**What to work on**
Print out every record below, exactly as written.

**Excerpted data**
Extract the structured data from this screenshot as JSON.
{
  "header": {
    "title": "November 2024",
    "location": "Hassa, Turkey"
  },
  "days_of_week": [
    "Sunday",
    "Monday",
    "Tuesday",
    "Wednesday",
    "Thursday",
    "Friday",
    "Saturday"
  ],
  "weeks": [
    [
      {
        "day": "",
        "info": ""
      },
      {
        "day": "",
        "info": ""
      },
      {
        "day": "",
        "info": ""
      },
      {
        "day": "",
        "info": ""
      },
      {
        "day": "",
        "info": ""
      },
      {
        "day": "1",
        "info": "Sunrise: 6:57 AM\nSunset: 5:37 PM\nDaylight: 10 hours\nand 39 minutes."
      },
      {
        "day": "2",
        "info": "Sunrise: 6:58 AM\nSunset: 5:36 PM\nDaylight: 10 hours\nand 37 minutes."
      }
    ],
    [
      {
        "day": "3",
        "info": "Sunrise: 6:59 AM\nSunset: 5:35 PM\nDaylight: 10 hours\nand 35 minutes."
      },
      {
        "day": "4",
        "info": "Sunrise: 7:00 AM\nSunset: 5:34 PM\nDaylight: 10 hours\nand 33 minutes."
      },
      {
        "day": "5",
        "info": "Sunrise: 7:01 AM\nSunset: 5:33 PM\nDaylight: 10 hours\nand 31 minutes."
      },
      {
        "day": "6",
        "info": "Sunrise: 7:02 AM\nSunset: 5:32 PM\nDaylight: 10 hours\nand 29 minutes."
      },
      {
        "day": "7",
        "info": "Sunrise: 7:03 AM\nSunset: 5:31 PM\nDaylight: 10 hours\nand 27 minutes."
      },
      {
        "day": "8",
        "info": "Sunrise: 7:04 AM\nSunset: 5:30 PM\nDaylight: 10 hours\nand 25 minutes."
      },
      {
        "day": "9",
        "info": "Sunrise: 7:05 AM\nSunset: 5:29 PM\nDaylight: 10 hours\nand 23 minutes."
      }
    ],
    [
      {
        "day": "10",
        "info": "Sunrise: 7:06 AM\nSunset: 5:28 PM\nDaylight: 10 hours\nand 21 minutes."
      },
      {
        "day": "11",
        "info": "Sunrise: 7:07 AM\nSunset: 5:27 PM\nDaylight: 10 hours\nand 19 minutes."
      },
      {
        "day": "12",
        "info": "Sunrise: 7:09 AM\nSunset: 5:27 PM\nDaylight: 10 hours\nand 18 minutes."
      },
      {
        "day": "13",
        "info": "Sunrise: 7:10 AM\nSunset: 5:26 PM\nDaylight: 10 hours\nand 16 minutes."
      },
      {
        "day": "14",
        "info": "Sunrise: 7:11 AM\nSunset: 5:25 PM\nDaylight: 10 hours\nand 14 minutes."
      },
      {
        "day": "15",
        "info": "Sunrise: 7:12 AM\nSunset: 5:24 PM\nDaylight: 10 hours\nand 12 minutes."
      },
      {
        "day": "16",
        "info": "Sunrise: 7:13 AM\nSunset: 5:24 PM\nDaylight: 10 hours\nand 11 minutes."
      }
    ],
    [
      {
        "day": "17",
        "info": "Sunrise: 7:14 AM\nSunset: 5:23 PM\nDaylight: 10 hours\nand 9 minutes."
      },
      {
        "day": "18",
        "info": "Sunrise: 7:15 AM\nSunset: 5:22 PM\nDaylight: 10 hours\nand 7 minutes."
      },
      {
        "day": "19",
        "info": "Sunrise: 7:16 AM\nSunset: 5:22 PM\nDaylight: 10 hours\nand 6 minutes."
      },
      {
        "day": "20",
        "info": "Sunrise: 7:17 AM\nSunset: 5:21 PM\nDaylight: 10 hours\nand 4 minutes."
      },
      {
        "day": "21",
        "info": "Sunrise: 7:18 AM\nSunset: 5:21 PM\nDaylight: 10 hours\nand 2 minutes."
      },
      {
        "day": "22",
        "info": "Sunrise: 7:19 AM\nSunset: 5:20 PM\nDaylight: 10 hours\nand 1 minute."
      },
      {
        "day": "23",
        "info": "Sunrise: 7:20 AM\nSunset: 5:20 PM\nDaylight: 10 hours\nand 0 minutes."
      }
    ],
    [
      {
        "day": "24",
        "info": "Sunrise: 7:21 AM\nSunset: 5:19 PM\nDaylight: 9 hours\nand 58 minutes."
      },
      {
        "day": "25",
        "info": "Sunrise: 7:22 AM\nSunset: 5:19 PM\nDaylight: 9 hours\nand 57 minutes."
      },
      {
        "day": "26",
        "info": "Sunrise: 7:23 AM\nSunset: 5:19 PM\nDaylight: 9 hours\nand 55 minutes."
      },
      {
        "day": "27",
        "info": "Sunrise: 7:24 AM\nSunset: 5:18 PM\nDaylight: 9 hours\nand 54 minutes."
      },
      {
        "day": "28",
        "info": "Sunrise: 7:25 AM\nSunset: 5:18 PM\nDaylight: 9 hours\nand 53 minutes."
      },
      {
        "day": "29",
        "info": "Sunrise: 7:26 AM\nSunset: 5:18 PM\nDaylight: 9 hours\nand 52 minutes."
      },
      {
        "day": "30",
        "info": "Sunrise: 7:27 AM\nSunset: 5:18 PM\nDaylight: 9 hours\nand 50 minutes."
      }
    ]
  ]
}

**Answer**
Extract the structured data from this screenshot as JSON.
{
  "header": {
    "title": "November 2024",
    "location": "Hassa, Turkey"
  },
  "days_of_week": [
    "Sunday",
    "Monday",
    "Tuesday",
    "Wednesday",
    "Thursday",
    "Friday",
    "Saturday"
  ],
  "weeks": [
    [
      {
        "day": "",
        "info": ""
      },
      {
        "day": "",
        "info": ""
      },
      {
        "day": "",
        "info": ""
      },
      {
        "day": "",
        "info": ""
      },
      {
        "day": "",
        "info": ""
      },
      {
        "day": "1",
        "info": "Sunrise: 6:57 AM\nSunset: 5:37 PM\nDaylight: 10 hours\nand 39 minutes."
      },
      {
        "day": "2",
        "info": "Sunrise: 6:58 AM\nSunset: 5:36 PM\nDaylight: 10 hours\nand 37 minutes."
      }
    ],
    [
      {
        "day": "3",
        "info": "Sunrise: 6:59 AM\nSunset: 5:35 PM\nDaylight: 10 hours\nand 35 minutes."
      },
      {
        "day": "4",
        "info": "Sunrise: 7:00 AM\nSunset: 5:34 PM\nDaylight: 10 hours\nand 33 minutes."
      },
      {
        "day": "5",
        "info": "Sunrise: 7:01 AM\nSunset: 5:33 PM\nDaylight: 10 hours\nand 31 minutes."
      },
      {
        "day": "6",
        "info": "Sunrise: 7:02 AM\nSunset: 5:32 PM\nDaylight: 10 hours\nand 29 minutes."
      },
      {
        "day": "7",
        "info": "Sunrise: 7:03 AM\nSunset: 5:31 PM\nDaylight: 10 hours\nand 27 minutes."
      },
      {
        "day": "8",
        "info": "Sunrise: 7:04 AM\nSunset: 5:30 PM\nDaylight: 10 hours\nand 25 minutes."
      },
      {
        "day": "9",
        "info": "Sunrise: 7:05 AM\nSunset: 5:29 PM\nDaylight: 10 hours\nand 23 minutes."
      }
    ],
    [
      {
        "day": "10",
        "info": "Sunrise: 7:06 AM\nSunset: 5:28 PM\nDaylight: 10 hours\nand 21 minutes."
      },
      {
        "day": "11",
        "info": "Sunrise: 7:07 AM\nSunset: 5:27 PM\nDaylight: 10 hours\nand 19 minutes."
      },
      {
        "day": "12",
        "info": "Sunrise: 7:09 AM\nSunset: 5:27 PM\nDaylight: 10 hours\nand 18 minutes."
      },
      {
        "day": "13",
        "info": "Sunrise: 7:10 AM\nSunset: 5:26 PM\nDaylight: 10 hours\nand 16 minutes."
      },
      {
        "day": "14",
        "info": "Sunrise: 7:11 AM\nSunset: 5:25 PM\nDaylight: 10 hours\nand 14 minutes."
      },
      {
        "day": "15",
        "info": "Sunrise: 7:12 AM\nSunset: 5:24 PM\nDaylight: 10 hours\nand 12 minutes."
      },
      {
        "day": "16",
        "info": "Sunrise: 7:13 AM\nSunset: 5:24 PM\nDaylight: 10 hours\nand 11 minutes."
      }
    ],
    [
      {
        "day": "17",
        "info": "Sunrise: 7:14 AM\nSunset: 5:23 PM\nDaylight: 10 hours\nand 9 minutes."
      },
      {
        "day": "18",
        "info": "Sunrise: 7:15 AM\nSunset: 5:22 PM\nDaylight: 10 hours\nand 7 minutes."
      },
      {
        "day": "19",
        "info": "Sunrise: 7:16 AM\nSunset: 5:22 PM\nDaylight: 10 hours\nand 6 minutes."
      },
      {
        "day": "20",
        "info": "Sunrise: 7:17 AM\nSunset: 5:21 PM\nDaylight: 10 hours\nand 4 minutes."
      },
      {
        "day": "21",
        "info": "Sunrise: 7:18 AM\nSunset: 5:21 PM\nDaylight: 10 hours\nand 2 minutes."
      },
      {
        "day": "22",
        "info": "Sunrise: 7:19 AM\nSunset: 5:20 PM\nDaylight: 10 hours\nand 1 minute."
      },
      {
        "day": "23",
        "info": "Sunrise: 7:20 AM\nSunset: 5:20 PM\nDaylight: 10 hours\nand 0 minutes."
      }
    ],
    [
      {
        "day": "24",
        "info": "Sunrise: 7:21 AM\nSunset: 5:19 PM\nDaylight: 9 hours\nand 58 minutes."
      },
      {
        "day": "25",
        "info": "Sunrise: 7:22 AM\nSunset: 5:19 PM\nDaylight: 9 hours\nand 57 minutes."
      },
      {
        "day": "26",
        "info": "Sunrise: 7:23 AM\nSunset: 5:19 PM\nDaylight: 9 hours\nand 55 minutes."
      },
      {
        "day": "27",
        "info": "Sunrise: 7:24 AM\nSunset: 5:18 PM\nDaylight: 9 hours\nand 54 minutes."
      },
      {
        "day": "28",
        "info": "Sunrise: 7:25 AM\nSunset: 5:18 PM\nDaylight: 9 hours\nand 53 minutes."
      },
      {
        "day": "29",
        "info": "Sunrise: 7:26 AM\nSunset: 5:18 PM\nDaylight: 9 hours\nand 52 minutes."
      },
      {
        "day": "30",
        "info": "Sunrise: 7:27 AM\nSunset: 5:18 PM\nDaylight: 9 hours\nand 50 minutes."
      }
    ]
  ]
}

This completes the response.